___ SUPPLIED RECORDS ___

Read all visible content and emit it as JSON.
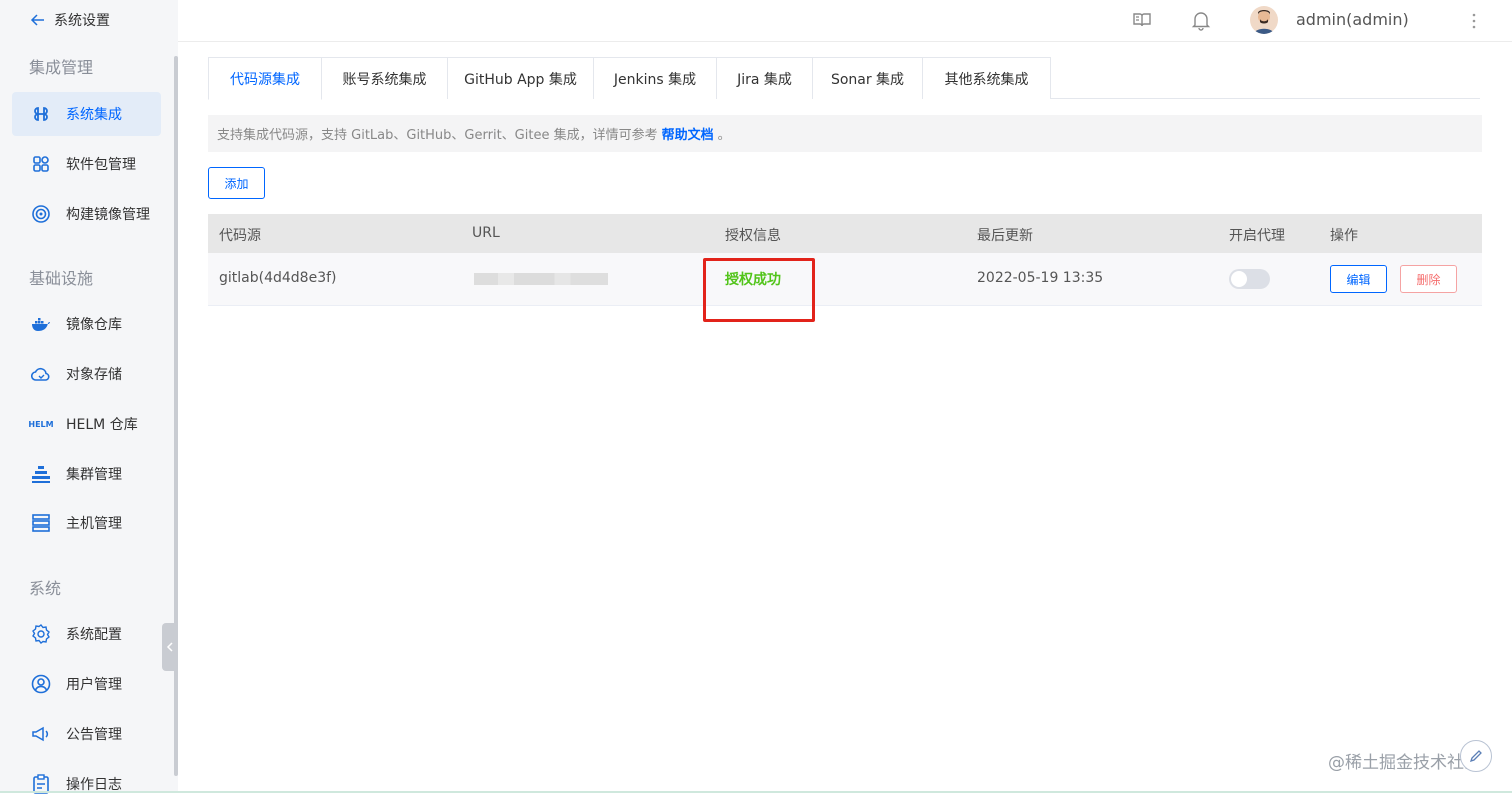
{
  "sidebar": {
    "back_label": "系统设置",
    "groups": [
      {
        "title": "集成管理"
      },
      {
        "title": "基础设施"
      },
      {
        "title": "系统"
      }
    ],
    "items": [
      {
        "label": "系统集成",
        "icon": "command-icon",
        "active": true
      },
      {
        "label": "软件包管理",
        "icon": "grid-icon"
      },
      {
        "label": "构建镜像管理",
        "icon": "target-icon"
      },
      {
        "label": "镜像仓库",
        "icon": "docker-icon"
      },
      {
        "label": "对象存储",
        "icon": "cloud-icon"
      },
      {
        "label": "HELM 仓库",
        "icon": "helm-icon",
        "icon_text": "HELM"
      },
      {
        "label": "集群管理",
        "icon": "cluster-icon"
      },
      {
        "label": "主机管理",
        "icon": "server-icon"
      },
      {
        "label": "系统配置",
        "icon": "settings-icon"
      },
      {
        "label": "用户管理",
        "icon": "user-icon"
      },
      {
        "label": "公告管理",
        "icon": "megaphone-icon"
      },
      {
        "label": "操作日志",
        "icon": "clipboard-icon"
      }
    ]
  },
  "header": {
    "username": "admin(admin)"
  },
  "tabs": [
    {
      "label": "代码源集成",
      "active": true
    },
    {
      "label": "账号系统集成"
    },
    {
      "label": "GitHub App 集成"
    },
    {
      "label": "Jenkins 集成"
    },
    {
      "label": "Jira 集成"
    },
    {
      "label": "Sonar 集成"
    },
    {
      "label": "其他系统集成"
    }
  ],
  "info": {
    "text": "支持集成代码源，支持 GitLab、GitHub、Gerrit、Gitee 集成，详情可参考",
    "link": "帮助文档",
    "suffix": "。"
  },
  "add_label": "添加",
  "table": {
    "columns": [
      "代码源",
      "URL",
      "授权信息",
      "最后更新",
      "开启代理",
      "操作"
    ],
    "rows": [
      {
        "source": "gitlab(4d4d8e3f)",
        "auth": "授权成功",
        "updated": "2022-05-19 13:35",
        "proxy_enabled": false,
        "edit": "编辑",
        "delete": "删除"
      }
    ]
  },
  "watermark": "@稀土掘金技术社区",
  "colors": {
    "accent": "#0066ff",
    "success": "#52c41a",
    "danger": "#f56c6c",
    "highlight": "#e2231a"
  }
}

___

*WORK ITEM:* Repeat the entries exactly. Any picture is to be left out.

*EXERCISE SOLUTION:*
Read all visible content and emit it as JSON.
{
  "sidebar": {
    "back_label": "系统设置",
    "groups": [
      {
        "title": "集成管理"
      },
      {
        "title": "基础设施"
      },
      {
        "title": "系统"
      }
    ],
    "items": [
      {
        "label": "系统集成",
        "icon": "command-icon",
        "active": true
      },
      {
        "label": "软件包管理",
        "icon": "grid-icon"
      },
      {
        "label": "构建镜像管理",
        "icon": "target-icon"
      },
      {
        "label": "镜像仓库",
        "icon": "docker-icon"
      },
      {
        "label": "对象存储",
        "icon": "cloud-icon"
      },
      {
        "label": "HELM 仓库",
        "icon": "helm-icon",
        "icon_text": "HELM"
      },
      {
        "label": "集群管理",
        "icon": "cluster-icon"
      },
      {
        "label": "主机管理",
        "icon": "server-icon"
      },
      {
        "label": "系统配置",
        "icon": "settings-icon"
      },
      {
        "label": "用户管理",
        "icon": "user-icon"
      },
      {
        "label": "公告管理",
        "icon": "megaphone-icon"
      },
      {
        "label": "操作日志",
        "icon": "clipboard-icon"
      }
    ]
  },
  "header": {
    "username": "admin(admin)"
  },
  "tabs": [
    {
      "label": "代码源集成",
      "active": true
    },
    {
      "label": "账号系统集成"
    },
    {
      "label": "GitHub App 集成"
    },
    {
      "label": "Jenkins 集成"
    },
    {
      "label": "Jira 集成"
    },
    {
      "label": "Sonar 集成"
    },
    {
      "label": "其他系统集成"
    }
  ],
  "info": {
    "text": "支持集成代码源，支持 GitLab、GitHub、Gerrit、Gitee 集成，详情可参考",
    "link": "帮助文档",
    "suffix": "。"
  },
  "add_label": "添加",
  "table": {
    "columns": [
      "代码源",
      "URL",
      "授权信息",
      "最后更新",
      "开启代理",
      "操作"
    ],
    "rows": [
      {
        "source": "gitlab(4d4d8e3f)",
        "auth": "授权成功",
        "updated": "2022-05-19 13:35",
        "proxy_enabled": false,
        "edit": "编辑",
        "delete": "删除"
      }
    ]
  },
  "watermark": "@稀土掘金技术社区",
  "colors": {
    "accent": "#0066ff",
    "success": "#52c41a",
    "danger": "#f56c6c",
    "highlight": "#e2231a"
  }
}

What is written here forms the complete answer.